An important development in the monetary sector is a visible change in the pattern of government borrowing for budgetary financing. Instead of relying heavily on Central Bank financing like last year, Government is securing funds both from SBP and scheduled banks.
Alongside active liquidity management by the Central Bank kept the overnight repo rate close to the policy rate and is supporting the availability of credit. Indeed, the stock of credit to the private sector grew on the YoY basis by Rs. 814.9 billion in October FY18 (a growth of 18.5 percent) as compared to Rs. 436.4 billion (11.0 percent growth) in the corresponding period last year. Looking into the break-up of this credit expansion, the already buoyant growth in fixed investment gained further traction at a slightly higher level relative to FY17, while both working capital loans and consumer financing showed encouraging trends.
These developments are further supported by the improvement in capacity utilization of major sectors which indicates growing demand. The current account deficit widened to US$ 5.0 billion during Jul-Oct FY18 as compared to US$ 2.3 billion during the corresponding period in FY17. Delving deeper, Pakistan’s exports have seen an improvement during Jul-Oct FY18, growing at 11.3 percent as compared to the decline of 3.1 percent in the comparable period last year.

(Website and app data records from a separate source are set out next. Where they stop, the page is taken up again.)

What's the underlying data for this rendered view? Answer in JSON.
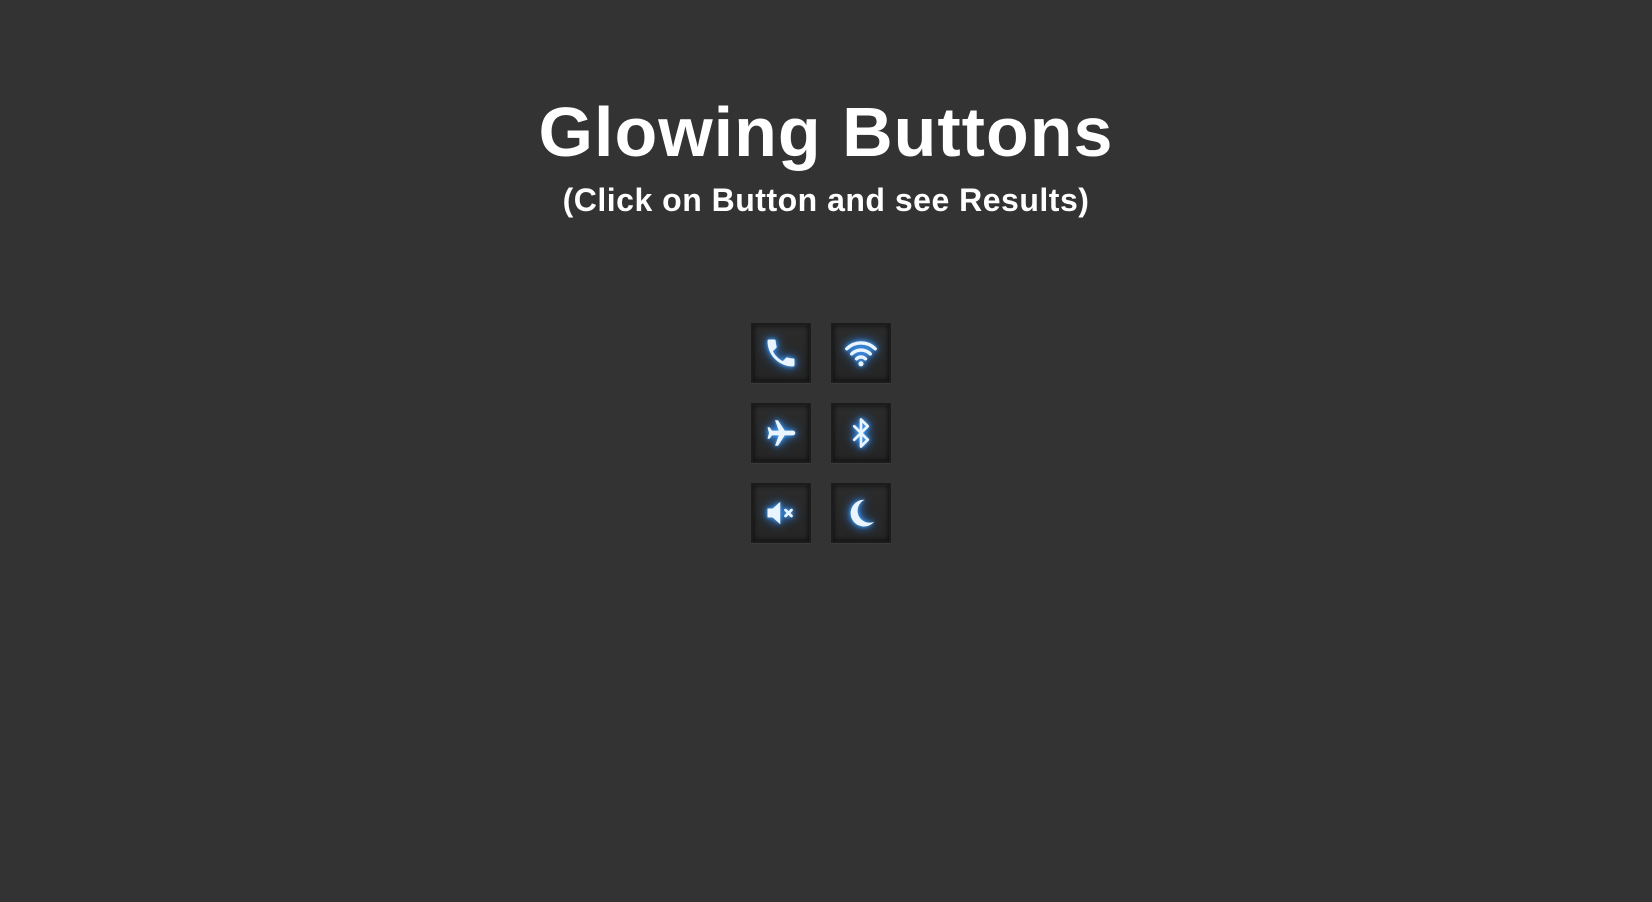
{
  "page": {
    "title": "Glowing Buttons",
    "subtitle": "(Click on Button and see Results)"
  },
  "colors": {
    "background": "#333333",
    "text": "#ffffff",
    "button_face": "#2a2a2a",
    "glow": "#2a8cff",
    "icon": "#eaf4ff"
  },
  "buttons": [
    {
      "icon": "phone-icon"
    },
    {
      "icon": "wifi-icon"
    },
    {
      "icon": "airplane-icon"
    },
    {
      "icon": "bluetooth-icon"
    },
    {
      "icon": "mute-icon"
    },
    {
      "icon": "moon-icon"
    }
  ]
}
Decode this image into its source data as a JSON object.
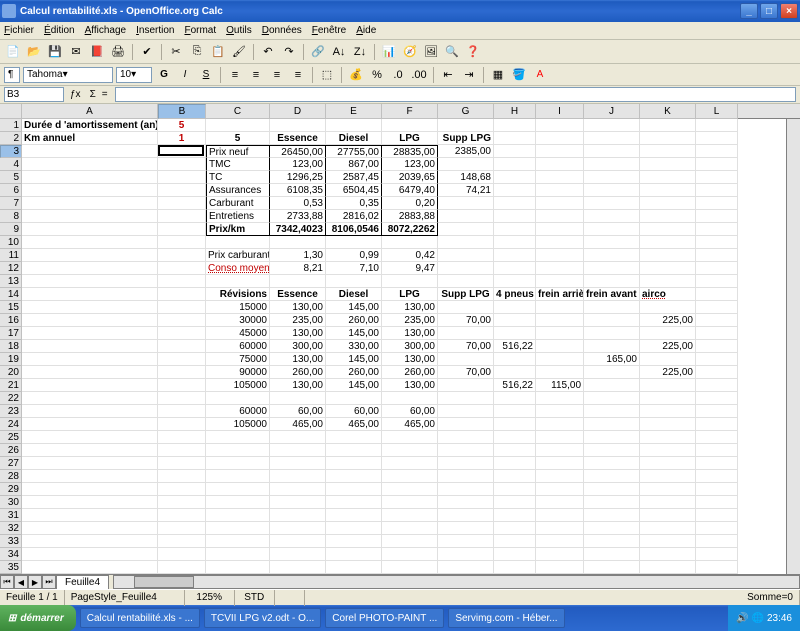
{
  "title": "Calcul rentabilité.xls - OpenOffice.org Calc",
  "menus": [
    "Fichier",
    "Édition",
    "Affichage",
    "Insertion",
    "Format",
    "Outils",
    "Données",
    "Fenêtre",
    "Aide"
  ],
  "font": "Tahoma",
  "fontsize": "10",
  "cellref": "B3",
  "formula": "",
  "cols": [
    "A",
    "B",
    "C",
    "D",
    "E",
    "F",
    "G",
    "H",
    "I",
    "J",
    "K",
    "L"
  ],
  "cw": [
    136,
    48,
    64,
    56,
    56,
    56,
    56,
    42,
    48,
    56,
    56,
    42
  ],
  "r1": {
    "a": "Durée d 'amortissement (an)",
    "b": "5"
  },
  "r2": {
    "a": "Km annuel",
    "b": "1",
    "c": "5",
    "d": "Essence",
    "e": "Diesel",
    "f": "LPG",
    "g": "Supp LPG"
  },
  "r3": {
    "c": "Prix neuf",
    "d": "26450,00",
    "e": "27755,00",
    "f": "28835,00",
    "g": "2385,00"
  },
  "r4": {
    "c": "TMC",
    "d": "123,00",
    "e": "867,00",
    "f": "123,00"
  },
  "r5": {
    "c": "TC",
    "d": "1296,25",
    "e": "2587,45",
    "f": "2039,65",
    "g": "148,68"
  },
  "r6": {
    "c": "Assurances",
    "d": "6108,35",
    "e": "6504,45",
    "f": "6479,40",
    "g": "74,21"
  },
  "r7": {
    "c": "Carburant",
    "d": "0,53",
    "e": "0,35",
    "f": "0,20"
  },
  "r8": {
    "c": "Entretiens",
    "d": "2733,88",
    "e": "2816,02",
    "f": "2883,88"
  },
  "r9": {
    "c": "Prix/km",
    "d": "7342,4023",
    "e": "8106,0546",
    "f": "8072,2262"
  },
  "r11": {
    "c": "Prix carburant",
    "d": "1,30",
    "e": "0,99",
    "f": "0,42"
  },
  "r12": {
    "c": "Conso moyenne",
    "d": "8,21",
    "e": "7,10",
    "f": "9,47"
  },
  "r14": {
    "c": "Révisions",
    "d": "Essence",
    "e": "Diesel",
    "f": "LPG",
    "g": "Supp LPG",
    "h": "4 pneus",
    "i": "frein arrière",
    "j": "frein avant",
    "k": "airco"
  },
  "r15": {
    "c": "15000",
    "d": "130,00",
    "e": "145,00",
    "f": "130,00"
  },
  "r16": {
    "c": "30000",
    "d": "235,00",
    "e": "260,00",
    "f": "235,00",
    "g": "70,00",
    "k": "225,00"
  },
  "r17": {
    "c": "45000",
    "d": "130,00",
    "e": "145,00",
    "f": "130,00"
  },
  "r18": {
    "c": "60000",
    "d": "300,00",
    "e": "330,00",
    "f": "300,00",
    "g": "70,00",
    "h": "516,22",
    "k": "225,00"
  },
  "r19": {
    "c": "75000",
    "d": "130,00",
    "e": "145,00",
    "f": "130,00",
    "j": "165,00"
  },
  "r20": {
    "c": "90000",
    "d": "260,00",
    "e": "260,00",
    "f": "260,00",
    "g": "70,00",
    "k": "225,00"
  },
  "r21": {
    "c": "105000",
    "d": "130,00",
    "e": "145,00",
    "f": "130,00",
    "h": "516,22",
    "i": "115,00"
  },
  "r23": {
    "c": "60000",
    "d": "60,00",
    "e": "60,00",
    "f": "60,00"
  },
  "r24": {
    "c": "105000",
    "d": "465,00",
    "e": "465,00",
    "f": "465,00"
  },
  "tab": "Feuille4",
  "status": {
    "sheet": "Feuille 1 / 1",
    "style": "PageStyle_Feuille4",
    "zoom": "125%",
    "std": "STD",
    "sum": "Somme=0"
  },
  "taskbar": {
    "start": "démarrer",
    "tasks": [
      "Calcul rentabilité.xls - ...",
      "TCVII LPG v2.odt - O...",
      "Corel PHOTO-PAINT ...",
      "Servimg.com - Héber..."
    ],
    "time": "23:46"
  },
  "chart_data": {
    "type": "table",
    "title": "Calcul rentabilité",
    "params": {
      "Durée d'amortissement (an)": 5,
      "Km annuel": 1
    },
    "cost_table": {
      "columns": [
        "Essence",
        "Diesel",
        "LPG",
        "Supp LPG"
      ],
      "rows": [
        {
          "label": "Prix neuf",
          "values": [
            26450.0,
            27755.0,
            28835.0,
            2385.0
          ]
        },
        {
          "label": "TMC",
          "values": [
            123.0,
            867.0,
            123.0,
            null
          ]
        },
        {
          "label": "TC",
          "values": [
            1296.25,
            2587.45,
            2039.65,
            148.68
          ]
        },
        {
          "label": "Assurances",
          "values": [
            6108.35,
            6504.45,
            6479.4,
            74.21
          ]
        },
        {
          "label": "Carburant",
          "values": [
            0.53,
            0.35,
            0.2,
            null
          ]
        },
        {
          "label": "Entretiens",
          "values": [
            2733.88,
            2816.02,
            2883.88,
            null
          ]
        },
        {
          "label": "Prix/km",
          "values": [
            7342.4023,
            8106.0546,
            8072.2262,
            null
          ]
        }
      ]
    },
    "fuel": {
      "Prix carburant": [
        1.3,
        0.99,
        0.42
      ],
      "Conso moyenne": [
        8.21,
        7.1,
        9.47
      ]
    },
    "revisions": {
      "columns": [
        "Révisions",
        "Essence",
        "Diesel",
        "LPG",
        "Supp LPG",
        "4 pneus",
        "frein arrière",
        "frein avant",
        "airco"
      ],
      "rows": [
        [
          15000,
          130.0,
          145.0,
          130.0,
          null,
          null,
          null,
          null,
          null
        ],
        [
          30000,
          235.0,
          260.0,
          235.0,
          70.0,
          null,
          null,
          null,
          225.0
        ],
        [
          45000,
          130.0,
          145.0,
          130.0,
          null,
          null,
          null,
          null,
          null
        ],
        [
          60000,
          300.0,
          330.0,
          300.0,
          70.0,
          516.22,
          null,
          null,
          225.0
        ],
        [
          75000,
          130.0,
          145.0,
          130.0,
          null,
          null,
          null,
          165.0,
          null
        ],
        [
          90000,
          260.0,
          260.0,
          260.0,
          70.0,
          null,
          null,
          null,
          225.0
        ],
        [
          105000,
          130.0,
          145.0,
          130.0,
          null,
          516.22,
          115.0,
          null,
          null
        ]
      ],
      "extra": [
        [
          60000,
          60.0,
          60.0,
          60.0
        ],
        [
          105000,
          465.0,
          465.0,
          465.0
        ]
      ]
    }
  }
}
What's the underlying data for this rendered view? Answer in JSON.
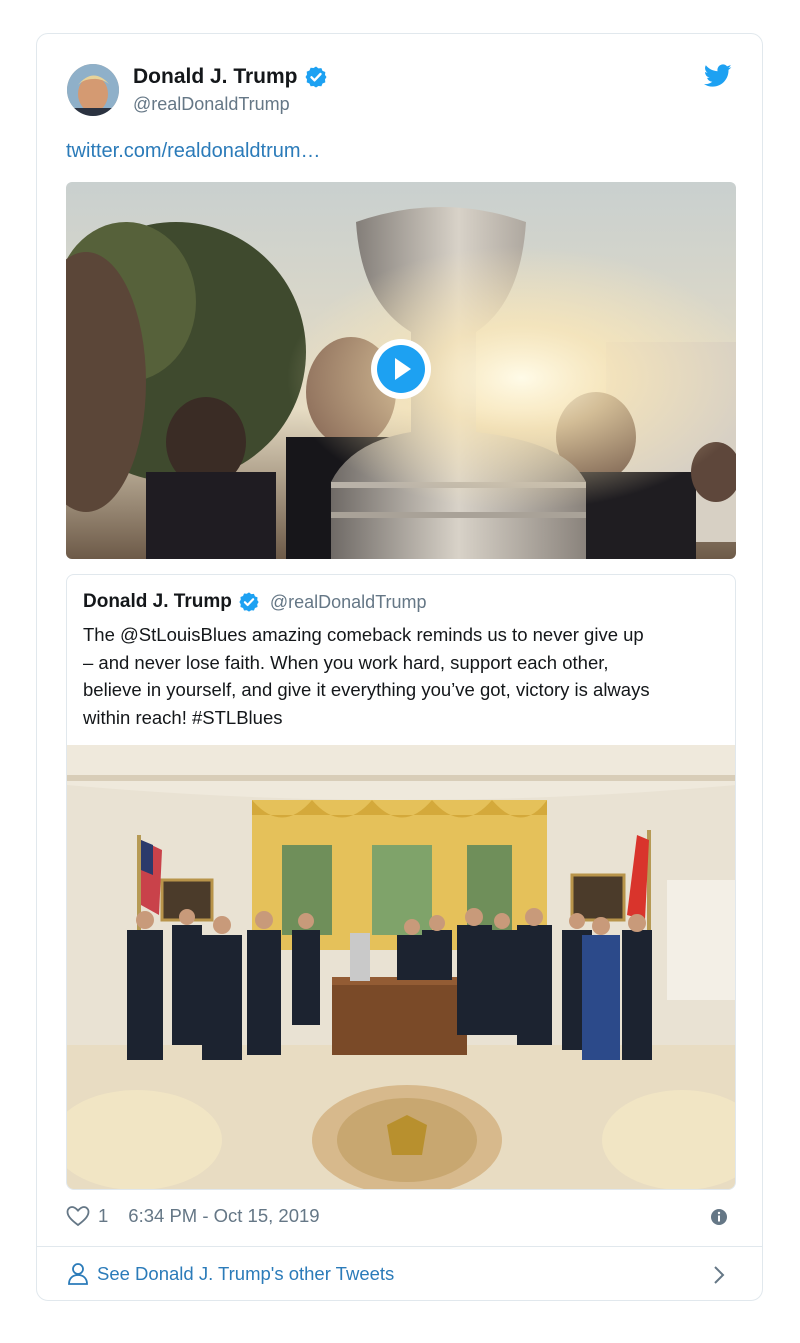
{
  "tweet": {
    "author_name": "Donald J. Trump",
    "author_handle": "@realDonaldTrump",
    "link_text": "twitter.com/realdonaldtrum…",
    "likes": "1",
    "timestamp": "6:34 PM - Oct 15, 2019"
  },
  "quoted": {
    "author_name": "Donald J. Trump",
    "author_handle": "@realDonaldTrump",
    "text": "The @StLouisBlues amazing comeback reminds us to never give up\n– and never lose faith. When you work hard, support each other,\nbelieve in yourself, and give it everything you’ve got, victory is always\nwithin reach! #STLBlues"
  },
  "footer": {
    "label": "See Donald J. Trump's other Tweets"
  },
  "icons": {
    "brand": "twitter-bird-icon",
    "verified": "verified-badge-icon",
    "play": "play-icon",
    "like": "heart-icon",
    "info": "info-icon",
    "person": "person-icon",
    "chevron": "chevron-right-icon"
  },
  "colors": {
    "link": "#2b7bb9",
    "twitter_blue": "#1da1f2",
    "muted": "#657786",
    "border": "#e1e8ed"
  }
}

Similarly, remittances recorded a modest increase of 2.3 percent during Jul-Oct FY18. Nonetheless, the impact of these positive developments on the overall current account was more than offset by growth in imports on account of rising domestic demand for consumption as well as investment and due to the recent rise in international oil prices.
However, the introduction of regulatory duties is expected to help curb some growth in imports during the coming months. Regards, Masroor Afzal Pasha